In the data below, find each line carrying the string "name" and copy it out.

________________________

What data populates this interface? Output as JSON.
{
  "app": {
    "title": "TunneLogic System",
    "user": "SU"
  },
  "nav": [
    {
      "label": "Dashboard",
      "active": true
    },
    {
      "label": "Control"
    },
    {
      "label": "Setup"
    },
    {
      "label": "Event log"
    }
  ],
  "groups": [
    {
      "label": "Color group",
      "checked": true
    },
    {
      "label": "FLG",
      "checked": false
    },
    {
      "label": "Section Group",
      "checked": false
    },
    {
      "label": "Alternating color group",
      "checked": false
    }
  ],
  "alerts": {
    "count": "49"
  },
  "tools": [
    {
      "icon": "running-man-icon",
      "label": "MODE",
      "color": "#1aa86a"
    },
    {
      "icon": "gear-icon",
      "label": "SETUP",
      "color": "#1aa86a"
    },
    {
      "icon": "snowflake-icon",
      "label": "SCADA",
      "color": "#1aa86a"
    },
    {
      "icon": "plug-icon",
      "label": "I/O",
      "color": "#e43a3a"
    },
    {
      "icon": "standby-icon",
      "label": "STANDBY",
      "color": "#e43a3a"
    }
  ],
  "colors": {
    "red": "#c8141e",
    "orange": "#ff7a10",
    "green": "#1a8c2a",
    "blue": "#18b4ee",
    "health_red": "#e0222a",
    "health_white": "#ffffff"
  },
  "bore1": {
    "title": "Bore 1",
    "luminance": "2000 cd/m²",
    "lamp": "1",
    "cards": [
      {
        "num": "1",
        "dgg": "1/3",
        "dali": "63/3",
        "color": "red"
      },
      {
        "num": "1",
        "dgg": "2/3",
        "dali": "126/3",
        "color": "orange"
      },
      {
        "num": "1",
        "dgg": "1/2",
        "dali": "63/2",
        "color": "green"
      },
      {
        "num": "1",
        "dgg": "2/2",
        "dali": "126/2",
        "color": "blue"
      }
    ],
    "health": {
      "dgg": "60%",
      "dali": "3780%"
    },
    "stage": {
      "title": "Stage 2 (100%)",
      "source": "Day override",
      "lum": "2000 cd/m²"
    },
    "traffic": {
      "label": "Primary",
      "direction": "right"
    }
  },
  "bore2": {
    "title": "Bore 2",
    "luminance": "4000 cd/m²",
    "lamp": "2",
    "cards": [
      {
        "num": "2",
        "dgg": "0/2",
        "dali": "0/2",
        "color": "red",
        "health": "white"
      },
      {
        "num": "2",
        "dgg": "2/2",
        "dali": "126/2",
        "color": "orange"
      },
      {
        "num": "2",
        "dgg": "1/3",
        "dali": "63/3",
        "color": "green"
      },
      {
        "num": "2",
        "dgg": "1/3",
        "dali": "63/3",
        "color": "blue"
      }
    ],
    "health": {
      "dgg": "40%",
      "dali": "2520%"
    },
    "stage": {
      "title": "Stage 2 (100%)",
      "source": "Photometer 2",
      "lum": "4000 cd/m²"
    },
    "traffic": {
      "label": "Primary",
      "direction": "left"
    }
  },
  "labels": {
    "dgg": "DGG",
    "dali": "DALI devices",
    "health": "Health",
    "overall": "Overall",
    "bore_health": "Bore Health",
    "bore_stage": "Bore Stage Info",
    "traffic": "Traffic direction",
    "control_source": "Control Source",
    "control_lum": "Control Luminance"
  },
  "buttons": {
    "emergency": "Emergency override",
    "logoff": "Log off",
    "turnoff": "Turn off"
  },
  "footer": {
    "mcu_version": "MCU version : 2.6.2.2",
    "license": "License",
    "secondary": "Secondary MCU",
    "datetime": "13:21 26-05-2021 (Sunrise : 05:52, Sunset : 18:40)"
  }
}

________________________

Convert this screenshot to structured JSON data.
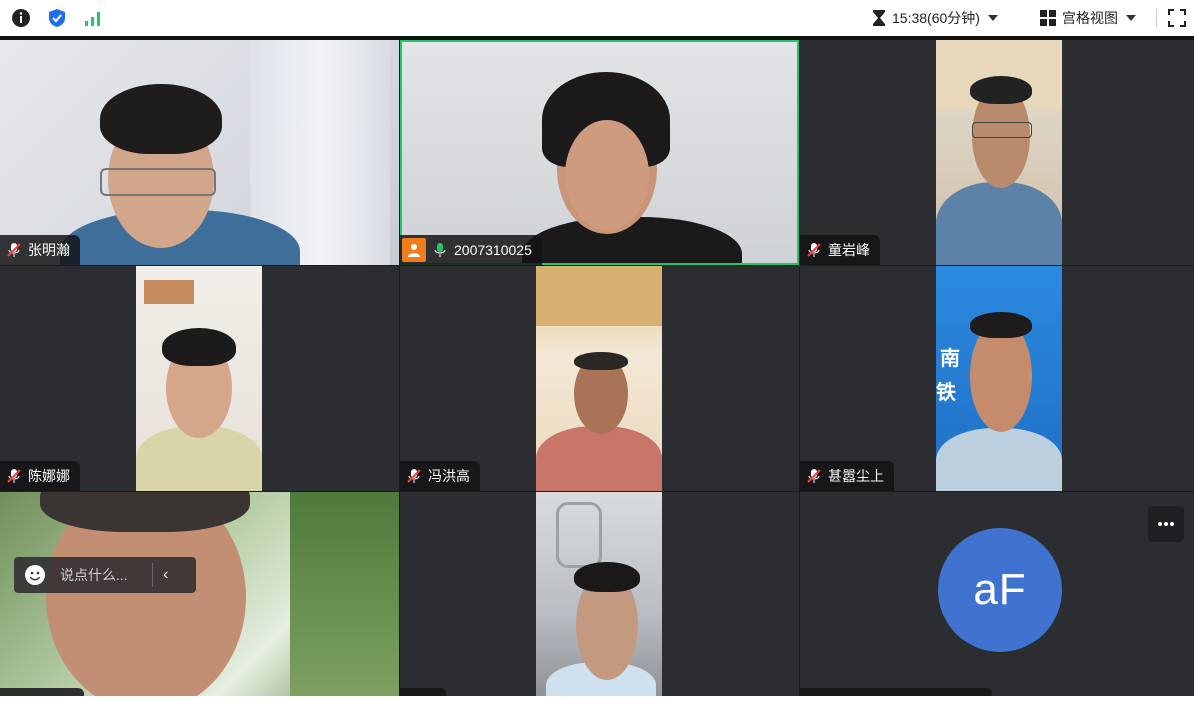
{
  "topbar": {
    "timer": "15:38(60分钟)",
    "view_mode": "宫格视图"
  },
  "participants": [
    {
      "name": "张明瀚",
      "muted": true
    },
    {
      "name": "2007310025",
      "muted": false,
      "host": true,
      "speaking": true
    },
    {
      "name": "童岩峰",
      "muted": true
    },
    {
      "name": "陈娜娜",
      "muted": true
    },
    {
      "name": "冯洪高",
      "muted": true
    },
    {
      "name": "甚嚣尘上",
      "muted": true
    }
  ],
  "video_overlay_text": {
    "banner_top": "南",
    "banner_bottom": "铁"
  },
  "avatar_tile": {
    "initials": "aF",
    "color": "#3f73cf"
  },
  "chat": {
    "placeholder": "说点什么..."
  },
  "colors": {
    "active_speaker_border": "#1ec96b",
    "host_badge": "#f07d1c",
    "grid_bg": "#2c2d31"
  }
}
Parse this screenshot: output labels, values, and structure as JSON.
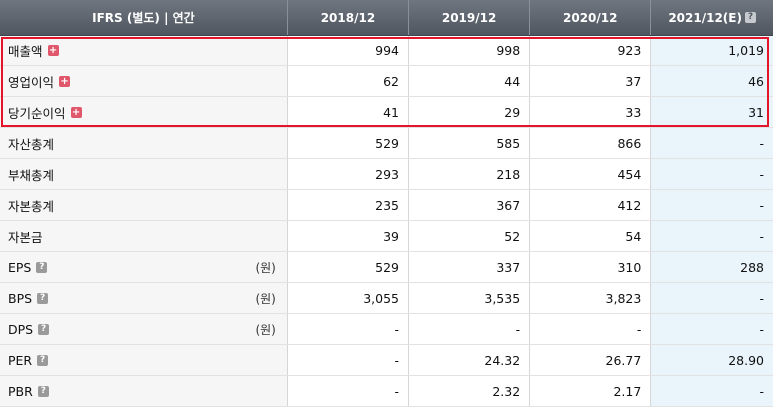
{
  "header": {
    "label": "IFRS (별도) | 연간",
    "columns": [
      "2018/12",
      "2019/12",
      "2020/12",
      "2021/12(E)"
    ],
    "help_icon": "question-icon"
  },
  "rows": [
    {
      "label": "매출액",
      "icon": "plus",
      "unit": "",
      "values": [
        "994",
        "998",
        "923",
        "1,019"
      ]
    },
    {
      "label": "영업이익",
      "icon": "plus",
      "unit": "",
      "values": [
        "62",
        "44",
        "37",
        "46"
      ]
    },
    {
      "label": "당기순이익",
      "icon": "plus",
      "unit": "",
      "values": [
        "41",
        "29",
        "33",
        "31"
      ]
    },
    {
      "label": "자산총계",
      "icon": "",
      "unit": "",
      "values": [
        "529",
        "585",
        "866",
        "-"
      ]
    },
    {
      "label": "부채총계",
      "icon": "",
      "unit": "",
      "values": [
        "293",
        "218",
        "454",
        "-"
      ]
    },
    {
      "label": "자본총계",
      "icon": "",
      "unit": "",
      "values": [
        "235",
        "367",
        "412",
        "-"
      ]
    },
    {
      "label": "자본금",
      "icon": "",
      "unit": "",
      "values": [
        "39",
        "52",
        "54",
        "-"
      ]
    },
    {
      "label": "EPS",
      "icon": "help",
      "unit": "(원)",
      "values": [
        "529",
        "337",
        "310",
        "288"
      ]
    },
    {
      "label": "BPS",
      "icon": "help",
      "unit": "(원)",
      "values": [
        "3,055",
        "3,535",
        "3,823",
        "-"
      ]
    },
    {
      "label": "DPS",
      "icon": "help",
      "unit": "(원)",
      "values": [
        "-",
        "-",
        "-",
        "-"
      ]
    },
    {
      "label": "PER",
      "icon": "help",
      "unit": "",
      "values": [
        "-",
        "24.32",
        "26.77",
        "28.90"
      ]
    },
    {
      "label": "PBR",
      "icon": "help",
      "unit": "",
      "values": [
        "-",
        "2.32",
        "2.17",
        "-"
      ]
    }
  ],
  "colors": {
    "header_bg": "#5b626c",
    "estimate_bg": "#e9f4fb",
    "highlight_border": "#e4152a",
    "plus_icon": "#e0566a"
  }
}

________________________

### EXERCISE RESULT:
      "name": "张明瀚",
      "name": "2007310025",
      "name": "童岩峰",
      "name": "陈娜娜",
      "name": "冯洪高",
      "name": "甚嚣尘上",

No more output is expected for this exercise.